Ach_Du_Lieber t1_j4sz533 wrote

Well, I believe in Norway too. And I’m not even an archaeologist.


thecowintheroom t1_j4v2x6c wrote

I designed those bendy things, fjords they’re called. Quite nice fjords.


OldRuskiNoir t1_j4tu45w wrote

Was it a Ber? Maybe I can finally can make my infinity!


Akki_Fan t1_j4u4xru wrote

This is definitely the proof and evidence of my religion ~ every religious businessman priest ever.


jereezy t1_j4uirj5 wrote

Headline sucks.
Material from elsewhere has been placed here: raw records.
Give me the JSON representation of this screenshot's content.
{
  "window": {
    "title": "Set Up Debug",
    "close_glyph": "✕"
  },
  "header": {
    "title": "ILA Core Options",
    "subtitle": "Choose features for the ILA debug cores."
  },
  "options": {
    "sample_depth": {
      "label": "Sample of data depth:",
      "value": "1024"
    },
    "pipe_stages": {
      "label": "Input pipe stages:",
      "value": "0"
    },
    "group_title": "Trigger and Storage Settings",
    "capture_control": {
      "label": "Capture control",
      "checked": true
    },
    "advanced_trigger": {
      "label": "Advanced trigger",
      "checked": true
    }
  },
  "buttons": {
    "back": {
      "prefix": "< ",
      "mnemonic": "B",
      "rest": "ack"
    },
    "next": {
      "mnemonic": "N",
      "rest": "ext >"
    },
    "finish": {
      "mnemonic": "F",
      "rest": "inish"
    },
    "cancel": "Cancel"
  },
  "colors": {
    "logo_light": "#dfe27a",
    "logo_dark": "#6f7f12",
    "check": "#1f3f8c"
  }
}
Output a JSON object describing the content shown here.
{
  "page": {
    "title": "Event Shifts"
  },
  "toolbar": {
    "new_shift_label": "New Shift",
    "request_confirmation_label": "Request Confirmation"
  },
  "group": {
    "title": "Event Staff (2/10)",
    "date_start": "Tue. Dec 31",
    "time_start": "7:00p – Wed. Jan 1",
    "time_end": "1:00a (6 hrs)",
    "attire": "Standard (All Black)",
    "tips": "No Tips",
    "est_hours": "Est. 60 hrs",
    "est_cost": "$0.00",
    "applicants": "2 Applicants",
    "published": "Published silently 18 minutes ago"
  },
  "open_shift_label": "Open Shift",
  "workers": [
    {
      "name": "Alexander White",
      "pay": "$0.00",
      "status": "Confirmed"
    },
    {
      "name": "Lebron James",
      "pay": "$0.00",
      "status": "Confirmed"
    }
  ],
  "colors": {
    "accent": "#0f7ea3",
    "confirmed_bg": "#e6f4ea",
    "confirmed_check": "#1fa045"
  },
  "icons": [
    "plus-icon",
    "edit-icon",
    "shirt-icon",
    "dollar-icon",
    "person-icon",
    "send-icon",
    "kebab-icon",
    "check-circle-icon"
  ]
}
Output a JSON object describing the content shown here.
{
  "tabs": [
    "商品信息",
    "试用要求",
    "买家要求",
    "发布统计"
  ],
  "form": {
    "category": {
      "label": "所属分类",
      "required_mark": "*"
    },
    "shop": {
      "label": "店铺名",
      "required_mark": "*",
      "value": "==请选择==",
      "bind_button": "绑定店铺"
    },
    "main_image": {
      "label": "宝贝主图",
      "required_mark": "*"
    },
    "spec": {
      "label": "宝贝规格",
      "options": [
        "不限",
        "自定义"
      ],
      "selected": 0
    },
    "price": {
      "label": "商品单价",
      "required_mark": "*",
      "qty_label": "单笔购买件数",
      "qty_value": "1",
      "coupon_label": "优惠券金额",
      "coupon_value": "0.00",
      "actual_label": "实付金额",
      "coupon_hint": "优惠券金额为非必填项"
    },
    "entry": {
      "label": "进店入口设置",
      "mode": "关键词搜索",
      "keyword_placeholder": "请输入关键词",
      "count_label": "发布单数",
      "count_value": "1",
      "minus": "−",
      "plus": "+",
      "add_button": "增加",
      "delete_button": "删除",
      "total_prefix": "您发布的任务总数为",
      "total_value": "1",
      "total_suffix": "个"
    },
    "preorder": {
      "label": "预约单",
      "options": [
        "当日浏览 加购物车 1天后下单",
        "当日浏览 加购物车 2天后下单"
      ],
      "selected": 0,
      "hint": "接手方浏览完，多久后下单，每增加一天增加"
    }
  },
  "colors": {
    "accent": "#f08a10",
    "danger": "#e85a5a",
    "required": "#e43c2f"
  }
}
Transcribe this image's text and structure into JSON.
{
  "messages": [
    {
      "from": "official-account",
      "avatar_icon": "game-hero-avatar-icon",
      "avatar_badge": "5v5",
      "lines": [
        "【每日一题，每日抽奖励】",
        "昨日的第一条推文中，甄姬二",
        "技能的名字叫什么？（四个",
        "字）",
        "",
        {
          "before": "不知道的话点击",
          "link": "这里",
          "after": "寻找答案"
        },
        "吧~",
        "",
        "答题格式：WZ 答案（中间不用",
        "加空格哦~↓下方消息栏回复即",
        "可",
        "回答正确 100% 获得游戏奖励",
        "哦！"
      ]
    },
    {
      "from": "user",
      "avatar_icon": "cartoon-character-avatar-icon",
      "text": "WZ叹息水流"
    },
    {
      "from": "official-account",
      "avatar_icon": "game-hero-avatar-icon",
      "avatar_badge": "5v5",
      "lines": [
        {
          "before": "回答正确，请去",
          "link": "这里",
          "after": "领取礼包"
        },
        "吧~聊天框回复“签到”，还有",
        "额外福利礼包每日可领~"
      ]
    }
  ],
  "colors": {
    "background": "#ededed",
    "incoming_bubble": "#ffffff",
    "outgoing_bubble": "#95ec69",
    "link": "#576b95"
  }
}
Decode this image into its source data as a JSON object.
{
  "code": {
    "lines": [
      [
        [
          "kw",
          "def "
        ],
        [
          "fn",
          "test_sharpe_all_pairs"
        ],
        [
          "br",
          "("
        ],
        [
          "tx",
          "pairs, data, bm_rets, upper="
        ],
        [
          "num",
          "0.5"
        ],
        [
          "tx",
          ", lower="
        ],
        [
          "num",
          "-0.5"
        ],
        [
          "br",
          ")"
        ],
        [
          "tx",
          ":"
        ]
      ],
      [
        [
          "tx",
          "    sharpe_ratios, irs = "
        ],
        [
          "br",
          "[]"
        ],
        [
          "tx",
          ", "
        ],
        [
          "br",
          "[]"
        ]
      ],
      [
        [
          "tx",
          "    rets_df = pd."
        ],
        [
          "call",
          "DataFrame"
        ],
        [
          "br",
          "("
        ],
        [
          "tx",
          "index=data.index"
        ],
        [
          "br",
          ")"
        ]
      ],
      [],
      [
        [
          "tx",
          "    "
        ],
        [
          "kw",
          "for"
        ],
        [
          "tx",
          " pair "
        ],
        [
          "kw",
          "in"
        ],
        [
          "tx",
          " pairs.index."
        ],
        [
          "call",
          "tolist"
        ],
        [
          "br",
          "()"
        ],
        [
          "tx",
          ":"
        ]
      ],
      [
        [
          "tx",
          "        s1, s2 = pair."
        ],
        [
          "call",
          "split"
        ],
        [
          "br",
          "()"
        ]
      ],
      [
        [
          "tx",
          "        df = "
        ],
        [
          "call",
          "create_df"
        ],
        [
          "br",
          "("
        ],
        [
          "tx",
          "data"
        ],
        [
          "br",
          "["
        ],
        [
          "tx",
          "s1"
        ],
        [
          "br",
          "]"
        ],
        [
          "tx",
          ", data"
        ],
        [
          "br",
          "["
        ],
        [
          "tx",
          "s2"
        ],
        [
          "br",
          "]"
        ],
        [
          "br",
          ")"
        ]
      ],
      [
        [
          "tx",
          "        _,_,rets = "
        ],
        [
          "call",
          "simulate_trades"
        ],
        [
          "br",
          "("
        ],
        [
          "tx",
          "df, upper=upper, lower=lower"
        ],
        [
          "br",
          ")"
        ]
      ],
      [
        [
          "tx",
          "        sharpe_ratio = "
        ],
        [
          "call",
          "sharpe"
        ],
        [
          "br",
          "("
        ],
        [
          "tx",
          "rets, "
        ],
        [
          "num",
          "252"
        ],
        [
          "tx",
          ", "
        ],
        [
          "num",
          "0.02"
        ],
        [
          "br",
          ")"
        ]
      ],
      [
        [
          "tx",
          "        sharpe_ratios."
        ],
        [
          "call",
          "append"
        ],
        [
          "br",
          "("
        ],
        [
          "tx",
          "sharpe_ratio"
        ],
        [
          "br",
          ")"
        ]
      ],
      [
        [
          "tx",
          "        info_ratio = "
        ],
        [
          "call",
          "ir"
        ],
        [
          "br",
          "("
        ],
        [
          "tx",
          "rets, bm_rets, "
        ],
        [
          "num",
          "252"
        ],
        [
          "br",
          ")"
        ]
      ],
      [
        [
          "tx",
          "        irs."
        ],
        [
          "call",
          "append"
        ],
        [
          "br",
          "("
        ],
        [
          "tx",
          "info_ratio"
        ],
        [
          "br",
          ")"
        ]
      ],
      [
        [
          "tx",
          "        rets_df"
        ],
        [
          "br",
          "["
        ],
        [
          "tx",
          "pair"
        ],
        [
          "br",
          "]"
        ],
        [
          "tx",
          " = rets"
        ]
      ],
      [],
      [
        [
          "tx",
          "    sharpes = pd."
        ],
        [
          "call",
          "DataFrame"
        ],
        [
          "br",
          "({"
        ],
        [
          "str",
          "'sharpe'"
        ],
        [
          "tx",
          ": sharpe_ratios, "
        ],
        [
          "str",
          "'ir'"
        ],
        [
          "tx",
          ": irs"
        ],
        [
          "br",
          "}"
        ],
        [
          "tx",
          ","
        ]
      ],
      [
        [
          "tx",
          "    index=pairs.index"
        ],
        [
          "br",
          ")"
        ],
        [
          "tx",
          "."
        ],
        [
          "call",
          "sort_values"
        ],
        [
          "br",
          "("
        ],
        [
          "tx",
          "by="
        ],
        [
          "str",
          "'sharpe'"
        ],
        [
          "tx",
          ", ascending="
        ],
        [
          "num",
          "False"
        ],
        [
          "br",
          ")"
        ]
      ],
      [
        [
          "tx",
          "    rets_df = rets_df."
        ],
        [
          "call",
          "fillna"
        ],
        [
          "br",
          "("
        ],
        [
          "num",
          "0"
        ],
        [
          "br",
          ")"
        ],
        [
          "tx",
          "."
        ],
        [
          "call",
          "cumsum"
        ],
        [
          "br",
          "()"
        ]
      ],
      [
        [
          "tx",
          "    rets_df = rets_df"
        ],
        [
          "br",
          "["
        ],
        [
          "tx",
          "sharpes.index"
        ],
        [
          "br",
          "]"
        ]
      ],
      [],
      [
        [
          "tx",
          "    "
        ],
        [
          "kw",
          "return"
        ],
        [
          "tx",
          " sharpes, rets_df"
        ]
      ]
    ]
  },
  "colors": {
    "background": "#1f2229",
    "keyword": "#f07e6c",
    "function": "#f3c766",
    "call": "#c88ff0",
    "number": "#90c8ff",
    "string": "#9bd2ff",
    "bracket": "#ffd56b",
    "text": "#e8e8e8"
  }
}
Archeologists believe...what exactly?

  1. That they found a rune stone?
  2. That it's in Norway?
  3. That it's the oldest?

WrestlingLeaks t1_j4skipu wrote

If they use GPS they can make sure if they in fact are in Norway or not


TargetOfPerpetuity t1_j4q1kr8 wrote

Being that it's lines scratched into rock, would it be difficult to produce similar runes today, and age them to look as old as these do?


ActivisionBlizzard t1_j4qopzb wrote

No, not at all.

But what would be difficult is finding a grave that’s two millennia old, putting your fraudulent runes tone into it and then covering it back up to the point that a professional archaeologist can’t notice.


booga_booga_partyguy t1_j4tpoc9 wrote

More critically, why would anyone invest that kind of time and effort to pull off a prank with little payoff?

Just gaining the expertise needed to carve the right kind of runes that are era appropriate alone will require at least the equivalent of post-grad level of knowledge.


Ephemeral_Wolf t1_j4ucq2u wrote

I imagine IF anyone were to go the trouble of something like this, it would be an archaeologist themselves looking for the credit of a big find?


booga_booga_partyguy t1_j4ug36a wrote

Possible, but again, way too much effort for relatively little tangible gain.


Ephemeral_Wolf t1_j4ug8dw wrote

"fortune and glory, doctor Jones"


booga_booga_partyguy t1_j4ugggo wrote

That flavour of archeologist would spend more time breaking half the artefacts in the cave to beat the Nazis to a particular find over wasting time creating an elaborate forgery.


LupusDeusMagnus t1_j4qqhj0 wrote

Not impossible, but it’s more difficult than you’d imagine, and the context of the finding would need to corroborate it.

Runes vary a lot geographically and over time, so if you find some runes that look completely different from the ones that you’d expect to find, it’s either a very strange carving or a forgery.


InspectorG-007 t1_j4rczus wrote

Ronald Weasley... It's, " Fus Ro DAAAAAAAAAAAAaaaaaaaaaaahhhhhhhhhhhhh!"